Then, with a napkin tap at the corners of his mouth, he retires the props. He’s getting no younger, says he, and he’d best sing. And he does. More of the better: “Don’t Worry ‘Bout Me,” “Where or When,” the audience increasingly with it, knowing they’ve never heard anything better, amazed at the number of songs Sinatra’s really associated with.

Finally “My Kind of Town,” starting deceptively with some talk about a nice city, then building choruses of mounting, modulating, upwards excitement.

And then he leaves. Walks right off that stage, just like he was finished. But does the crowd want that? They say no. They yell no and more, one more, ten more, hell a lifetime more, they’ve got nowhere to go, dammit they want more of him.

Mr. Sinatra comes back and bows, not too low, but appreciatively.

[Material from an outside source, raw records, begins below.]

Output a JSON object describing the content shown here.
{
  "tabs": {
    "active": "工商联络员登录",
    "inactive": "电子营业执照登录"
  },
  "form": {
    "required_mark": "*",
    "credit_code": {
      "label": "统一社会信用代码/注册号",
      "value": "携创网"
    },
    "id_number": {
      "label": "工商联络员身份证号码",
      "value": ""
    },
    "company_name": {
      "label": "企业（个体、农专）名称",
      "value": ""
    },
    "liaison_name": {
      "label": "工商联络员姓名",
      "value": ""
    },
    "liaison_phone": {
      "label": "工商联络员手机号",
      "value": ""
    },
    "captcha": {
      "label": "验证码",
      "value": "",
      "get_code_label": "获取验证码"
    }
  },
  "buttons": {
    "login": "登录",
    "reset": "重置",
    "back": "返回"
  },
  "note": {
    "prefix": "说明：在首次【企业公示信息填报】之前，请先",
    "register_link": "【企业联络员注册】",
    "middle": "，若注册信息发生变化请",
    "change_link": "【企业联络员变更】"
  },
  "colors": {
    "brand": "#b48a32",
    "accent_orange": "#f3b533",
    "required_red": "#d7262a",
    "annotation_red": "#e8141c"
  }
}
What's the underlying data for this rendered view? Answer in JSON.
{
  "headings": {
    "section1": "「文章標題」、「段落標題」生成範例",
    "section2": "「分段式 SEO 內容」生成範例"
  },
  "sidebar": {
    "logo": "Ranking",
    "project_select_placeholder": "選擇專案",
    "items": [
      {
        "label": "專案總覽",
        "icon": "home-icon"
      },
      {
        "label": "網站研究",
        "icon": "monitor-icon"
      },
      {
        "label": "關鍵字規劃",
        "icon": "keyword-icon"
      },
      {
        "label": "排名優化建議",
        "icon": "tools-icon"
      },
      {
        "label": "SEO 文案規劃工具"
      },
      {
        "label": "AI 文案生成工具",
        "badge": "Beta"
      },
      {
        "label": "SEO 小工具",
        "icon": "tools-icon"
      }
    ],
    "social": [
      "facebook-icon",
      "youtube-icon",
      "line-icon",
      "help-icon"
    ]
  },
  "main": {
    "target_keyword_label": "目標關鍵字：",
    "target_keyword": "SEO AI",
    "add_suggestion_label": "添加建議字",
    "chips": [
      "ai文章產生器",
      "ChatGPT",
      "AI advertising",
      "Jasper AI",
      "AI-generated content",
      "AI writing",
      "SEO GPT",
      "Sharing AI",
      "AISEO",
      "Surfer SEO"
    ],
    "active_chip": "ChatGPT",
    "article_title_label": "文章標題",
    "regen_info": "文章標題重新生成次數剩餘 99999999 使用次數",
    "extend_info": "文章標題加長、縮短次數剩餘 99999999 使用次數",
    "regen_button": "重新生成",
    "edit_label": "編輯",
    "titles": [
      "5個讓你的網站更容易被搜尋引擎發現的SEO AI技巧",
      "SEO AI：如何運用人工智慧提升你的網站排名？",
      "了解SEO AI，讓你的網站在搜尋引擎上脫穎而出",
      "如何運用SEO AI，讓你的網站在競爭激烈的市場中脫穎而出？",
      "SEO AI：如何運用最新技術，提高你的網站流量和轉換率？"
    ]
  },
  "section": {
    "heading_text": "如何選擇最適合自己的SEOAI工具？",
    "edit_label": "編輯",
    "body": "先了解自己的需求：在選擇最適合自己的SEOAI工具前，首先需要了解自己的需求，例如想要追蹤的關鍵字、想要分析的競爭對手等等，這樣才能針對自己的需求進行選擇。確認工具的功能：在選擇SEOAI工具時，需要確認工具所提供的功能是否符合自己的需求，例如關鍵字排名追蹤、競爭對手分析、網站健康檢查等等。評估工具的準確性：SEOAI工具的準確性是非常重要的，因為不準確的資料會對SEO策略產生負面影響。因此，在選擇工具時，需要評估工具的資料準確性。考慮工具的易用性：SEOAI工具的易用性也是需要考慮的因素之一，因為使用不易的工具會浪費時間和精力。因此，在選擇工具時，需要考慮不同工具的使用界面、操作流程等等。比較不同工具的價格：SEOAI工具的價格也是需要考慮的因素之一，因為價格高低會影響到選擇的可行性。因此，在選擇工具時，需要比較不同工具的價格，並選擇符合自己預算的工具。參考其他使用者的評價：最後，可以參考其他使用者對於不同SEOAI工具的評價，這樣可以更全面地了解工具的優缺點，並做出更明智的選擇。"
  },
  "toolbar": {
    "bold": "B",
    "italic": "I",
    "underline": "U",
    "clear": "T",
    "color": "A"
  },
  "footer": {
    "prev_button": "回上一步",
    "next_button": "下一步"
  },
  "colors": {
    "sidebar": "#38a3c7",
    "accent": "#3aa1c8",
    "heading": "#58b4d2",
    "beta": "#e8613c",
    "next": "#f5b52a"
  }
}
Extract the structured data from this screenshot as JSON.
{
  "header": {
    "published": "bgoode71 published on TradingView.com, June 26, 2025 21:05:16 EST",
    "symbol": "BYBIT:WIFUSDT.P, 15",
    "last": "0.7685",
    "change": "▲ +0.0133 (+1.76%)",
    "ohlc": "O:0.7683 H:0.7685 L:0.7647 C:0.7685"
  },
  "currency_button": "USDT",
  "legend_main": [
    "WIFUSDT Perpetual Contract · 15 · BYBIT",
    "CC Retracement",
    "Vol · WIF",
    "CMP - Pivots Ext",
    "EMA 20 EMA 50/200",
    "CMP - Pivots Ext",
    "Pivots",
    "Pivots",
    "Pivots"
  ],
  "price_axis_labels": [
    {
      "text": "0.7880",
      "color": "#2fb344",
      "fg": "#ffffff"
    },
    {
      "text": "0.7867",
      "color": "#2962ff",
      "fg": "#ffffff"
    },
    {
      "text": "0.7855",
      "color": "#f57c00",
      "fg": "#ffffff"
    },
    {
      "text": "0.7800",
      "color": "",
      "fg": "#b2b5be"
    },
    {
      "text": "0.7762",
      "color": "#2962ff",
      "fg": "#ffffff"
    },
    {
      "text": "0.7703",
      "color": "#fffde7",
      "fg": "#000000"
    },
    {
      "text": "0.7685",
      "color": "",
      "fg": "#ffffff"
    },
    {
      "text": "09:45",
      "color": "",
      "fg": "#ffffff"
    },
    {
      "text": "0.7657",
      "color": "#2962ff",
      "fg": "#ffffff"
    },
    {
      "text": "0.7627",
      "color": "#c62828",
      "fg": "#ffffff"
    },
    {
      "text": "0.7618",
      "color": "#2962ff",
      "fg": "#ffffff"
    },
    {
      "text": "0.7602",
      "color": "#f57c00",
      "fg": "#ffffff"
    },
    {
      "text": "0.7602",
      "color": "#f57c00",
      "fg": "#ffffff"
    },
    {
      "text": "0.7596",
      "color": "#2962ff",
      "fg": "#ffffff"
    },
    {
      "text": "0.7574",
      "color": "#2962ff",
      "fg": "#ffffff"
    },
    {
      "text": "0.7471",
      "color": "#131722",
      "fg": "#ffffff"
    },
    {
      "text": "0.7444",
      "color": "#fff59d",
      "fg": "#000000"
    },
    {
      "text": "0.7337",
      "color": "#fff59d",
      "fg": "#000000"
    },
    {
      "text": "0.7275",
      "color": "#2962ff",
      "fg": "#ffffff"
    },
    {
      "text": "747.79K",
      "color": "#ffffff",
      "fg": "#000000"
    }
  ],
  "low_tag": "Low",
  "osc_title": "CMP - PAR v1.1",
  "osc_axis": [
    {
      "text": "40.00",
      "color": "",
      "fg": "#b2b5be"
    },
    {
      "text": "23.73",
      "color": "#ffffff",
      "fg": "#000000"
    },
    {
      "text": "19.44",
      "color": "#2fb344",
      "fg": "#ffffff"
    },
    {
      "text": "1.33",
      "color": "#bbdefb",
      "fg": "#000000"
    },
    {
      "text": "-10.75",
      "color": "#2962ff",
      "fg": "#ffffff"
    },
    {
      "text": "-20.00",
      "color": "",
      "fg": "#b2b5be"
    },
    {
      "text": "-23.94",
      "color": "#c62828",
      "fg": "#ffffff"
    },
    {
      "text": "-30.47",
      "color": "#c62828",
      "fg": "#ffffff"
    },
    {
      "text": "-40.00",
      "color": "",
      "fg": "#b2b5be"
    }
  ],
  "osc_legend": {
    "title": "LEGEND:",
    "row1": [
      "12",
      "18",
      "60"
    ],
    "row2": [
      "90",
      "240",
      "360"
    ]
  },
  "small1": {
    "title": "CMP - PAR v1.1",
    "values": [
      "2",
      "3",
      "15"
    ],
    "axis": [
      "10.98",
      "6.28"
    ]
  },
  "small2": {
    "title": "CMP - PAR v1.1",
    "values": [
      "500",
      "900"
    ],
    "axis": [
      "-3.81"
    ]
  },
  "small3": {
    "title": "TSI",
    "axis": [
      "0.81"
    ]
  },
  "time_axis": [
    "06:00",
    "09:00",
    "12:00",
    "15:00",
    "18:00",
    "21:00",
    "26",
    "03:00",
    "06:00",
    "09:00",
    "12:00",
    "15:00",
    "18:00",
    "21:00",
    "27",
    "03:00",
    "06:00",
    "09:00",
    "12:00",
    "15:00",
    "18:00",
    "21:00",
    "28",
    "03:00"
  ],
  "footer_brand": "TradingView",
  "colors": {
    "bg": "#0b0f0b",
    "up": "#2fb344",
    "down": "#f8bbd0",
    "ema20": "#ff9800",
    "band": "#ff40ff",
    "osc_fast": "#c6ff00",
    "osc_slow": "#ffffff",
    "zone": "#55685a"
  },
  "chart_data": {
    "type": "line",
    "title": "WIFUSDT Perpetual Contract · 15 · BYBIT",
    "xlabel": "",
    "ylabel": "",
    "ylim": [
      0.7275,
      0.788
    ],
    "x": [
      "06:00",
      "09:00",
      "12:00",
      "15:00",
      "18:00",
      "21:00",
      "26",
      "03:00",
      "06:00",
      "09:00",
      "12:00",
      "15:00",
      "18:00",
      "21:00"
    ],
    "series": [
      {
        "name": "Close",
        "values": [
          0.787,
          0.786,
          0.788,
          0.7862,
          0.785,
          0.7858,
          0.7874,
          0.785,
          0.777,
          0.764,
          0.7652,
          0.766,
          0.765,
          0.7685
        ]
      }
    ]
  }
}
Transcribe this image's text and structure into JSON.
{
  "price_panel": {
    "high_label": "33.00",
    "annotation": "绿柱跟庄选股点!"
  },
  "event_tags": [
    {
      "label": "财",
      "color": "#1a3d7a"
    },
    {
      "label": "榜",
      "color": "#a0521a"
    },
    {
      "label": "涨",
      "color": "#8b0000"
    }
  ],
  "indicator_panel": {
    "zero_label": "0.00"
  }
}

He makes “the dullest speech you’ll ever have to listen to,” thanking them, not for this one hour, but for a lifetime of applause. He reprises “My Kind of Town.” He does it with authority. Nobody follows that kind of finish, not even Frank Sinatra.

The waiters know it, and start hurriedly distributing saucers with the tabs. The houselights force back up. It’s like dawn, and you don’t turn the sun back. Still, they keep applauding till the feeling gets hopeless.

By now, Sinatra’s probably got a towel around his neck and his toes curled up on his dressing table. So, the audience files slowly out into the smoke-choked casino, meeting once more the hardluck din of reality around the half-empty crap tables. Those huddled masses outside look into the faces of the excited crowds, looking for signs that it was really sumpin!

And what they see is mostly blinking eyes; women adjusting their coats to the onrushing night air, to the silent walk down the concrete paths to an unenchanted evening’s leftovers; men sitting down at the blackjack tables, where the waxen dealers take time during a deal to look up at their faces and ask, “You see the show?”

And the men answer, “Yeah. That Sinatra… he really puts on a show.”

Which may not be the best sum up in the world, but then you can’t expect much more from someone who’s just been through 90 minutes with the best singing man in town.

—Stan Cornyn